* [What the exercise asks] In the entries below, identify every line with the string "label" and copy it.

Data extracted from a collection
-.-.-

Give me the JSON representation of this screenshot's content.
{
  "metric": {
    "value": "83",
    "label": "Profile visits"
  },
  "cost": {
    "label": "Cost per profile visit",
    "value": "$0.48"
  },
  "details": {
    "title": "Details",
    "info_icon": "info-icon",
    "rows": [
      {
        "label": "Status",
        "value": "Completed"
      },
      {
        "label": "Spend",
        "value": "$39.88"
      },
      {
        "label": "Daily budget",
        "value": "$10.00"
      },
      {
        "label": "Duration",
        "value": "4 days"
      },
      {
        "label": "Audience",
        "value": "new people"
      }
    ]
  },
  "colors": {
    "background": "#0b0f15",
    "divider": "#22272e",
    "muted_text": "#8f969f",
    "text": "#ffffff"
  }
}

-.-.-

* [Finished task]
    "label": "Profile visits"
    "label": "Cost per profile visit",
        "label": "Status",
        "label": "Spend",
        "label": "Daily budget",
        "label": "Duration",
        "label": "Audience",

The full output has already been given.